I caught up with an acquaintance this week who had asked me a while ago for a recommendation of a vet who could give her a second opinion on her dog’s heart condition. Her Chihuahua was on many different medications for heart problems and she was not happy with her health or progress.
So I asked her how things were going…and she told me that she had managed to get her dog off all medications.
The miracle cure? ‘We’ve taken one kilo (2.2 pounds) off of her’
Wow. A Chihuahua is a very small dog and so a kilo of extra weight is definitely classed as obesity. Here’s what an obese Chihuahua looks like:
An obese Chihuahua
It is in your dog’s best interest to manage their weight and keep it in the healthy range. This is usually achieved with a combination of exercise and a proper diet.
Obesity shortens lives!
Take a look at the chart above. It shows you how to spot ideal body condition on a dog. Earlier this week, I was speaking with someone and she commented that she felt Daisy was too thin. In fact, Daisy had just been to the veterinarian for her health check and was declared to be in ideal condition with an excellent body score.
The problem is that the person speaking with me owns several obese and overweight dogs. She knows her dogs must lose weight, but she has become so accustomed to seeing an overweight dog that a dog in good condition looks too thin to her.
I work with dogs who need to lose weight by recommending exercise programmes combined with making the dog comfortable through massage, acupressure and laser therapies. Dogs don’t get fat overnight; their weight loss programmes take a bit of time too.

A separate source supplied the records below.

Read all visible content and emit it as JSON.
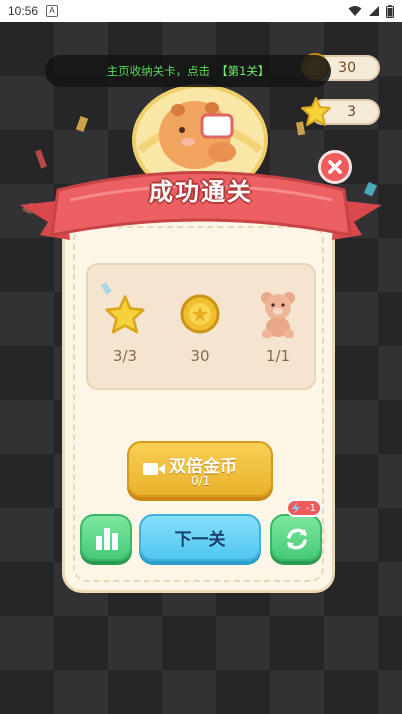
{
  "status_bar": {
    "time": "10:56",
    "app_indicator": "A"
  },
  "hud": {
    "coins_value": "30",
    "stars_value": "3"
  },
  "toast": {
    "text": "主页收纳关卡，点击",
    "highlight": "【第1关】"
  },
  "title": "成功通关",
  "rewards": [
    {
      "icon": "star-icon",
      "value": "3/3"
    },
    {
      "icon": "coin-icon",
      "value": "30"
    },
    {
      "icon": "teddy-bear-icon",
      "value": "1/1"
    }
  ],
  "buttons": {
    "double_coins_label": "双倍金币",
    "double_coins_count": "0/1",
    "next_level_label": "下一关",
    "refresh_badge": "-1"
  },
  "colors": {
    "ribbon": "#e9595c",
    "gold_button": "#f0bf3a",
    "blue_button": "#6fd4f7",
    "green_button": "#5fd789",
    "panel": "#fdf6e7"
  }
}
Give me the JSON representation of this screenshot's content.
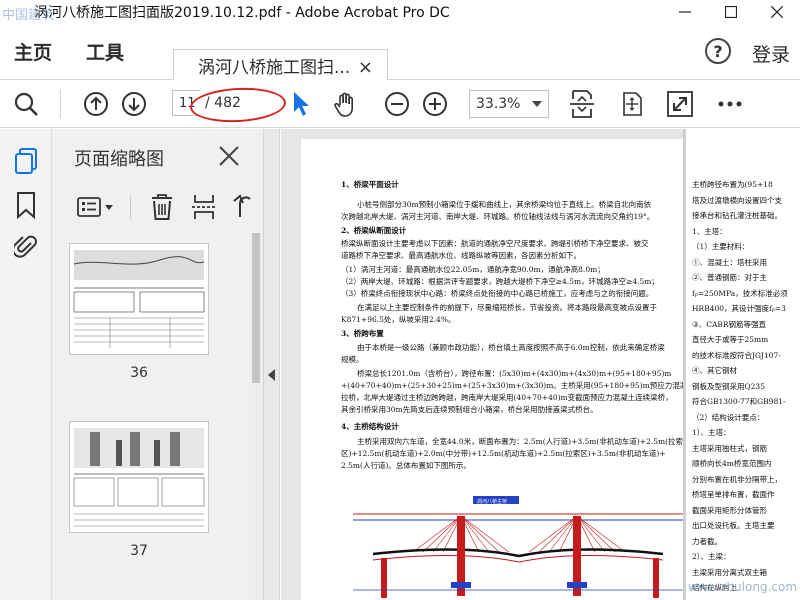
{
  "window": {
    "title": "涡河八桥施工图扫面版2019.10.12.pdf - Adobe Acrobat Pro DC",
    "watermark_top": "中国建筑"
  },
  "menu": {
    "home": "主页",
    "tools": "工具",
    "doc_tab": "涡河八桥施工图扫...",
    "login": "登录",
    "help": "?"
  },
  "toolbar": {
    "current_page": "11",
    "total_pages": "/ 482",
    "zoom": "33.3%",
    "accent_color": "#1473e6",
    "annotation_color": "#d62424"
  },
  "panel": {
    "title": "页面缩略图",
    "thumbnails": [
      {
        "label": "36"
      },
      {
        "label": "37"
      }
    ]
  },
  "document": {
    "left_column": [
      {
        "text": "1、桥梁平面设计",
        "heading": true
      },
      {
        "text": "小桩号侧部分30m预制小箱梁位于缓和曲线上，其余桥梁均位于直线上。桥梁自北向南依",
        "heading": false
      },
      {
        "text": "次跨越北岸大堤、涡河主河道、南岸大堤、环城路。桥位轴线法线与涡河水流流向交角约19°。",
        "heading": false
      },
      {
        "text": "2、桥梁纵断面设计",
        "heading": true
      },
      {
        "text": "桥梁纵断面设计主要考虑以下因素：航道的通航净空尺度要求、跨堤引桥桥下净空要求、被交",
        "heading": false
      },
      {
        "text": "道路桥下净空要求、最高通航水位、线路纵坡等因素，各因素分析如下。",
        "heading": false
      },
      {
        "text": "（1）涡河主河道：最高通航水位22.05m，通航净宽90.0m，通航净高8.0m；",
        "heading": false
      },
      {
        "text": "（2）两岸大堤、环城路：根据洪评专题要求，跨越大堤桥下净空≥4.5m，环城路净空≥4.5m；",
        "heading": false
      },
      {
        "text": "（3）桥梁终点衔接现状中心路：桥梁终点处衔接的中心路已桥施工，应考虑与之的衔接问题。",
        "heading": false
      },
      {
        "text": "在满足以上主要控制条件的前提下，尽量缩短桥长，节省投资。将本路段最高变坡点设置于",
        "heading": false
      },
      {
        "text": "K871+96.5处，纵坡采用2.4%。",
        "heading": false
      },
      {
        "text": "3、桥跨布置",
        "heading": true
      },
      {
        "text": "由于本桥是一级公路（兼顾市政功能），桥台填土高度按照不高于6.0m控制，依此来确定桥梁",
        "heading": false
      },
      {
        "text": "规模。",
        "heading": false
      },
      {
        "text": "桥梁总长1201.0m（含桥台），跨径布置：(5x30)m+(4x30)m+(4x30)m+(95+180+95)m",
        "heading": false
      },
      {
        "text": "+(40+70+40)m+(25+30+25)m+(25+3x30)m+(3x30)m。主桥采用(95+180+95)m预应力混凝土矮塔斜",
        "heading": false
      },
      {
        "text": "拉桥，北岸大堤通过主桥边跨跨越，跨南岸大堤采用(40+70+40)m变截面预应力混凝土连续梁桥，",
        "heading": false
      },
      {
        "text": "其余引桥采用30m先简支后连续预制组合小箱梁，桥台采用肋接盖梁式桥台。",
        "heading": false
      },
      {
        "text": "4、主桥结构设计",
        "heading": true
      },
      {
        "text": "主桥采用双向六车道，全宽44.0米，断面布置为：2.5m(人行道)+3.5m(非机动车道)+2.5m(拉索",
        "heading": false
      },
      {
        "text": "区)+12.5m(机动车道)+2.0m(中分带)+12.5m(机动车道)+2.5m(拉索区)+3.5m(非机动车道)+",
        "heading": false
      },
      {
        "text": "2.5m(人行道)。总体布置如下图所示。",
        "heading": false
      }
    ],
    "right_column": [
      "主桥跨径布置为(95+18",
      "塔及过渡墩横向设置四个支",
      "接承台和钻孔灌注桩基础。",
      "1、主塔：",
      "（1）主要材料：",
      "①、混凝土：塔柱采用",
      "②、普通钢筋：对于主",
      "fₚ=250MPa，技术标准必须",
      "HRB400，其设计强度fₚ=3",
      "③、CABR钢筋等强直",
      "直径大于或等于25mm",
      "的技术标准按符合JGJ107-",
      "④、其它钢材",
      "钢板及型钢采用Q235",
      "符合GB1300-77和GB981-",
      "（2）结构设计要点：",
      "1）、主塔：",
      "主塔采用独柱式，钢筋",
      "顺桥向长4m桥宽范围内",
      "分别布置在机非分隔带上，",
      "桥塔呈单排布置，截面作",
      "截面采用矩形分体管形",
      "出口处设托板。主塔主要",
      "力者截。",
      "2）、主梁：",
      "主梁采用分离式双主箱",
      "结构在纵向上"
    ],
    "diagram_label": "涡河八桥主桥",
    "bottom_watermark": "www.zhulong.com"
  }
}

Over these holidays, please don’t overfeed your dog. And take the time to review the body conditions listed above. If your dog isn’t in ideal condition, what do you need to do to get them there?
The Cummings School of Veterinary Medicine based at Tufts University in Grafton, Massachusetts has opened the first obesity clinic for pets in the United States.

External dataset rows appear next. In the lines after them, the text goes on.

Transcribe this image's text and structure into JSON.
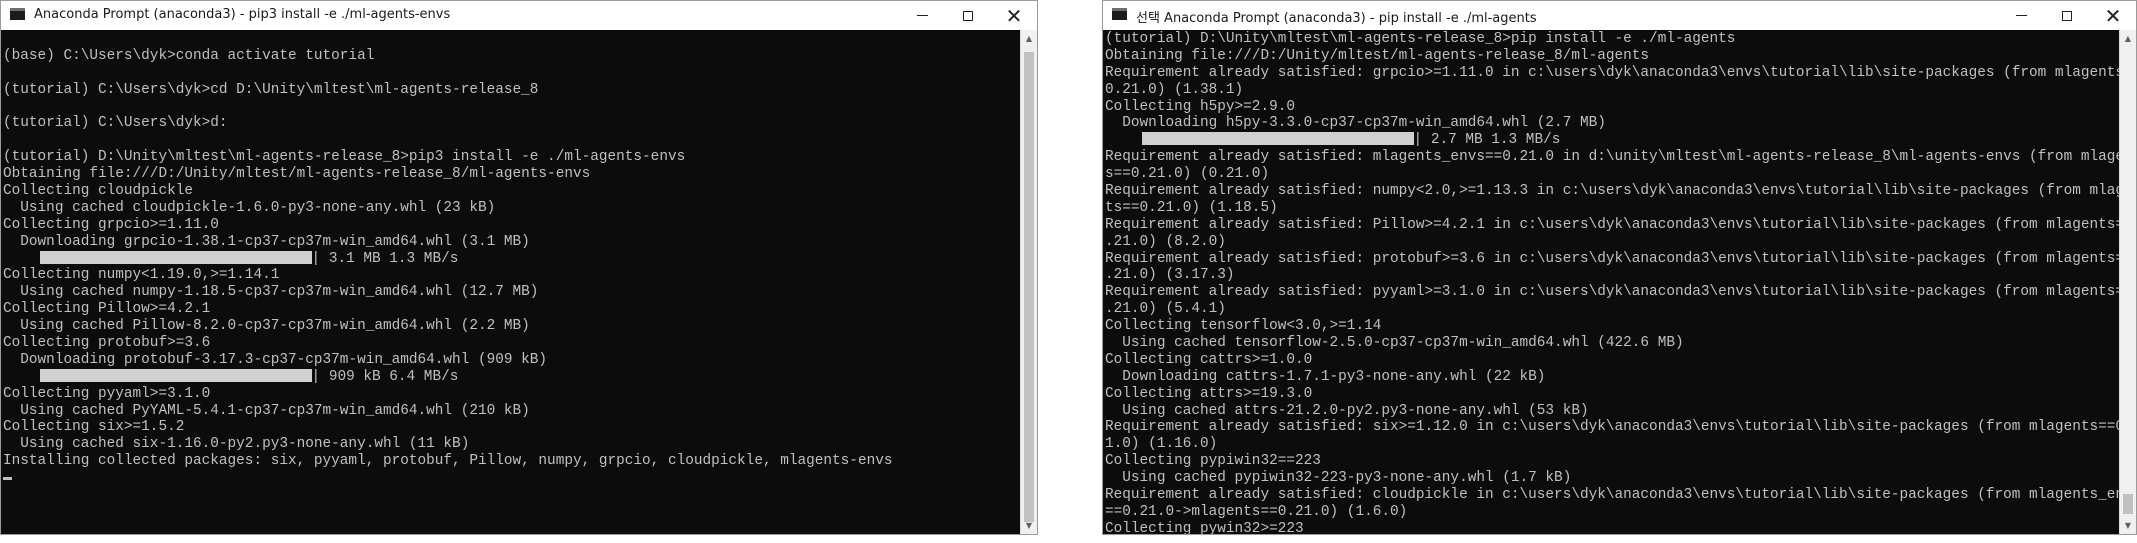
{
  "left_window": {
    "title": "Anaconda Prompt (anaconda3) - pip3  install -e ./ml-agents-envs",
    "lines": [
      "",
      "(base) C:\\Users\\dyk>conda activate tutorial",
      "",
      "(tutorial) C:\\Users\\dyk>cd D:\\Unity\\mltest\\ml-agents-release_8",
      "",
      "(tutorial) C:\\Users\\dyk>d:",
      "",
      "(tutorial) D:\\Unity\\mltest\\ml-agents-release_8>pip3 install -e ./ml-agents-envs",
      "Obtaining file:///D:/Unity/mltest/ml-agents-release_8/ml-agents-envs",
      "Collecting cloudpickle",
      "  Using cached cloudpickle-1.6.0-py3-none-any.whl (23 kB)",
      "Collecting grpcio>=1.11.0",
      "  Downloading grpcio-1.38.1-cp37-cp37m-win_amd64.whl (3.1 MB)",
      "     | 3.1 MB 1.3 MB/s",
      "Collecting numpy<1.19.0,>=1.14.1",
      "  Using cached numpy-1.18.5-cp37-cp37m-win_amd64.whl (12.7 MB)",
      "Collecting Pillow>=4.2.1",
      "  Using cached Pillow-8.2.0-cp37-cp37m-win_amd64.whl (2.2 MB)",
      "Collecting protobuf>=3.6",
      "  Downloading protobuf-3.17.3-cp37-cp37m-win_amd64.whl (909 kB)",
      "     | 909 kB 6.4 MB/s",
      "Collecting pyyaml>=3.1.0",
      "  Using cached PyYAML-5.4.1-cp37-cp37m-win_amd64.whl (210 kB)",
      "Collecting six>=1.5.2",
      "  Using cached six-1.16.0-py2.py3-none-any.whl (11 kB)",
      "Installing collected packages: six, pyyaml, protobuf, Pillow, numpy, grpcio, cloudpickle, mlagents-envs"
    ],
    "progress_bars": [
      {
        "line": 13,
        "text": "| 3.1 MB 1.3 MB/s",
        "fraction": 1.0
      },
      {
        "line": 20,
        "text": "| 909 kB 6.4 MB/s",
        "fraction": 1.0
      }
    ]
  },
  "right_window": {
    "title": "선택 Anaconda Prompt (anaconda3) - pip  install -e ./ml-agents",
    "lines": [
      "(tutorial) D:\\Unity\\mltest\\ml-agents-release_8>pip install -e ./ml-agents",
      "Obtaining file:///D:/Unity/mltest/ml-agents-release_8/ml-agents",
      "Requirement already satisfied: grpcio>=1.11.0 in c:\\users\\dyk\\anaconda3\\envs\\tutorial\\lib\\site-packages (from mlagents==",
      "0.21.0) (1.38.1)",
      "Collecting h5py>=2.9.0",
      "  Downloading h5py-3.3.0-cp37-cp37m-win_amd64.whl (2.7 MB)",
      "     | 2.7 MB 1.3 MB/s",
      "Requirement already satisfied: mlagents_envs==0.21.0 in d:\\unity\\mltest\\ml-agents-release_8\\ml-agents-envs (from mlagent",
      "s==0.21.0) (0.21.0)",
      "Requirement already satisfied: numpy<2.0,>=1.13.3 in c:\\users\\dyk\\anaconda3\\envs\\tutorial\\lib\\site-packages (from mlagen",
      "ts==0.21.0) (1.18.5)",
      "Requirement already satisfied: Pillow>=4.2.1 in c:\\users\\dyk\\anaconda3\\envs\\tutorial\\lib\\site-packages (from mlagents==0",
      ".21.0) (8.2.0)",
      "Requirement already satisfied: protobuf>=3.6 in c:\\users\\dyk\\anaconda3\\envs\\tutorial\\lib\\site-packages (from mlagents==0",
      ".21.0) (3.17.3)",
      "Requirement already satisfied: pyyaml>=3.1.0 in c:\\users\\dyk\\anaconda3\\envs\\tutorial\\lib\\site-packages (from mlagents==0",
      ".21.0) (5.4.1)",
      "Collecting tensorflow<3.0,>=1.14",
      "  Using cached tensorflow-2.5.0-cp37-cp37m-win_amd64.whl (422.6 MB)",
      "Collecting cattrs>=1.0.0",
      "  Downloading cattrs-1.7.1-py3-none-any.whl (22 kB)",
      "Collecting attrs>=19.3.0",
      "  Using cached attrs-21.2.0-py2.py3-none-any.whl (53 kB)",
      "Requirement already satisfied: six>=1.12.0 in c:\\users\\dyk\\anaconda3\\envs\\tutorial\\lib\\site-packages (from mlagents==0.2",
      "1.0) (1.16.0)",
      "Collecting pypiwin32==223",
      "  Using cached pypiwin32-223-py3-none-any.whl (1.7 kB)",
      "Requirement already satisfied: cloudpickle in c:\\users\\dyk\\anaconda3\\envs\\tutorial\\lib\\site-packages (from mlagents_envs",
      "==0.21.0->mlagents==0.21.0) (1.6.0)",
      "Collecting pywin32>=223"
    ],
    "progress_bars": [
      {
        "line": 6,
        "text": "| 2.7 MB 1.3 MB/s",
        "fraction": 1.0
      }
    ]
  },
  "icons": {
    "app": "console-icon",
    "minimize": "minimize-icon",
    "maximize": "maximize-icon",
    "close": "close-icon",
    "scroll_up": "scroll-up-arrow-icon",
    "scroll_down": "scroll-down-arrow-icon"
  },
  "glyphs": {
    "close": "✕",
    "up": "▲",
    "down": "▼"
  }
}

Studies have suggested that up to 60 percent of dogs and cats are obese or overweight. However, a recent survey of client-owned animals at the Foster Hospital, one of the busiest teaching hospitals for pets in the US, suggests that that figure may be higher at 70 percent.
Dr Deborah Linder, who will oversee the clinic, says that the clinic will employ sound, research-proven principles in assisting pets to lose weight.
‘We hope to effect change in the obesity epidemic among companion animals.’
Source: Tufts University media statement
Posted in dog care, dog nutrition and labelling
Tagged clinic, companion animals, Cummings School of Veterinary Medicine, Deborah Linder, Foster Hospital, Grafton, Massachusetts, obesity, pets, Tufts University
Researchers at the University of Liverpool have published the results of a study into the quality of life of obese dogs in The Veterinary Journal.
The researchers tracked various quality of life indicators with the owners of 50 dogs who were classified as obese. These dogs were of various breeds and a mixture of males and females. The same questionnaire was repeated once the dogs went through a weight loss programme (for the dogs that were successful in losing weight, and those that were not).
Photo courtesy of University of Liverpool
The vitality scores for the dogs that lost weight increased and their scores for emotional disturbance and pain decreased. The more body fat that the dogs lost, the greater their improvement in vitality.
Some people may think ‘these results are a no-brainer’ but in veterinary and other clinical medicine fields, the norm is ‘evidence-based medicine.’ That is, practitioners like veterinarians want results from research that is measurable and defensible when applying or recommending treatments.
Since obesity is linked to problems with the heart, arthritis and other conditions, research likes this helps to underpin the importance of the healthy weight message.
The same basic principles for weight loss in dogs apply to humans: use portion control, increase exercise and activity, and eat healthy foods.